■ GOAL OF THE EXERCISE: Below this task are records; return each one exactly and omit its images.

■ INPUT MATERIAL:

▼

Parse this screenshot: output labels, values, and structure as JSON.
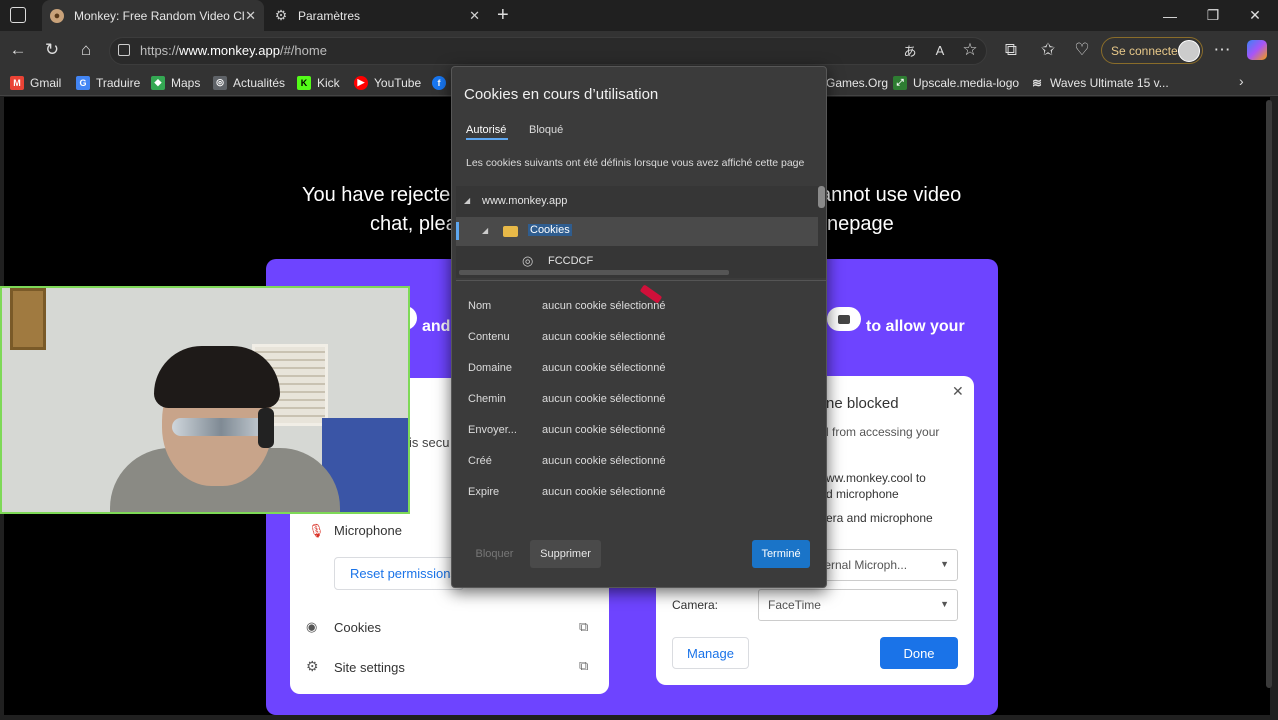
{
  "tabs": [
    {
      "title": "Monkey: Free Random Video Cha",
      "active": true
    },
    {
      "title": "Paramètres",
      "active": false
    }
  ],
  "address_bar": {
    "scheme": "https://",
    "host": "www.monkey.app",
    "path": "/#/home"
  },
  "sign_in": "Se connecter",
  "bookmarks": [
    "Gmail",
    "Traduire",
    "Maps",
    "Actualités",
    "Kick",
    "YouTube",
    "Games.Org",
    "Upscale.media-logo",
    "Waves Ultimate 15 v..."
  ],
  "page": {
    "line1_left": "You have rejecte",
    "line1_right": "annot use video",
    "line2_left": "chat, plea",
    "line2_right": "nepage",
    "purple_left": "and",
    "purple_right": "to allow your",
    "card_left": {
      "secure_fragment": "is secu",
      "microphone": "Microphone",
      "reset": "Reset permissions",
      "cookies": "Cookies",
      "site_settings": "Site settings"
    },
    "card_right": {
      "title": "ne blocked",
      "desc": "l from accessing your",
      "line1": "ww.monkey.cool to",
      "line2": "d microphone",
      "line3": "era and microphone",
      "mic_select": "ternal Microph...",
      "camera_label": "Camera:",
      "camera_select": "FaceTime",
      "manage": "Manage",
      "done": "Done"
    }
  },
  "dialog": {
    "title": "Cookies en cours d’utilisation",
    "tab_allowed": "Autorisé",
    "tab_blocked": "Bloqué",
    "subtitle": "Les cookies suivants ont été définis lorsque vous avez affiché cette page",
    "tree": {
      "site": "www.monkey.app",
      "folder": "Cookies",
      "cookie": "FCCDCF"
    },
    "fields": [
      {
        "label": "Nom",
        "value": "aucun cookie sélectionné"
      },
      {
        "label": "Contenu",
        "value": "aucun cookie sélectionné"
      },
      {
        "label": "Domaine",
        "value": "aucun cookie sélectionné"
      },
      {
        "label": "Chemin",
        "value": "aucun cookie sélectionné"
      },
      {
        "label": "Envoyer...",
        "value": "aucun cookie sélectionné"
      },
      {
        "label": "Créé",
        "value": "aucun cookie sélectionné"
      },
      {
        "label": "Expire",
        "value": "aucun cookie sélectionné"
      }
    ],
    "btn_block": "Bloquer",
    "btn_delete": "Supprimer",
    "btn_done": "Terminé"
  },
  "colors": {
    "accent_blue": "#1a74c8",
    "purple": "#6e44ff",
    "webcam_border": "#7ed957"
  }
}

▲

■ RESPONSE:
Parse this screenshot: output labels, values, and structure as JSON.
{
  "tabs": [
    {
      "title": "Monkey: Free Random Video Cha",
      "active": true
    },
    {
      "title": "Paramètres",
      "active": false
    }
  ],
  "address_bar": {
    "scheme": "https://",
    "host": "www.monkey.app",
    "path": "/#/home"
  },
  "sign_in": "Se connecter",
  "bookmarks": [
    "Gmail",
    "Traduire",
    "Maps",
    "Actualités",
    "Kick",
    "YouTube",
    "Games.Org",
    "Upscale.media-logo",
    "Waves Ultimate 15 v..."
  ],
  "page": {
    "line1_left": "You have rejecte",
    "line1_right": "annot use video",
    "line2_left": "chat, plea",
    "line2_right": "nepage",
    "purple_left": "and",
    "purple_right": "to allow your",
    "card_left": {
      "secure_fragment": "is secu",
      "microphone": "Microphone",
      "reset": "Reset permissions",
      "cookies": "Cookies",
      "site_settings": "Site settings"
    },
    "card_right": {
      "title": "ne blocked",
      "desc": "l from accessing your",
      "line1": "ww.monkey.cool to",
      "line2": "d microphone",
      "line3": "era and microphone",
      "mic_select": "ternal Microph...",
      "camera_label": "Camera:",
      "camera_select": "FaceTime",
      "manage": "Manage",
      "done": "Done"
    }
  },
  "dialog": {
    "title": "Cookies en cours d’utilisation",
    "tab_allowed": "Autorisé",
    "tab_blocked": "Bloqué",
    "subtitle": "Les cookies suivants ont été définis lorsque vous avez affiché cette page",
    "tree": {
      "site": "www.monkey.app",
      "folder": "Cookies",
      "cookie": "FCCDCF"
    },
    "fields": [
      {
        "label": "Nom",
        "value": "aucun cookie sélectionné"
      },
      {
        "label": "Contenu",
        "value": "aucun cookie sélectionné"
      },
      {
        "label": "Domaine",
        "value": "aucun cookie sélectionné"
      },
      {
        "label": "Chemin",
        "value": "aucun cookie sélectionné"
      },
      {
        "label": "Envoyer...",
        "value": "aucun cookie sélectionné"
      },
      {
        "label": "Créé",
        "value": "aucun cookie sélectionné"
      },
      {
        "label": "Expire",
        "value": "aucun cookie sélectionné"
      }
    ],
    "btn_block": "Bloquer",
    "btn_delete": "Supprimer",
    "btn_done": "Terminé"
  },
  "colors": {
    "accent_blue": "#1a74c8",
    "purple": "#6e44ff",
    "webcam_border": "#7ed957"
  }
}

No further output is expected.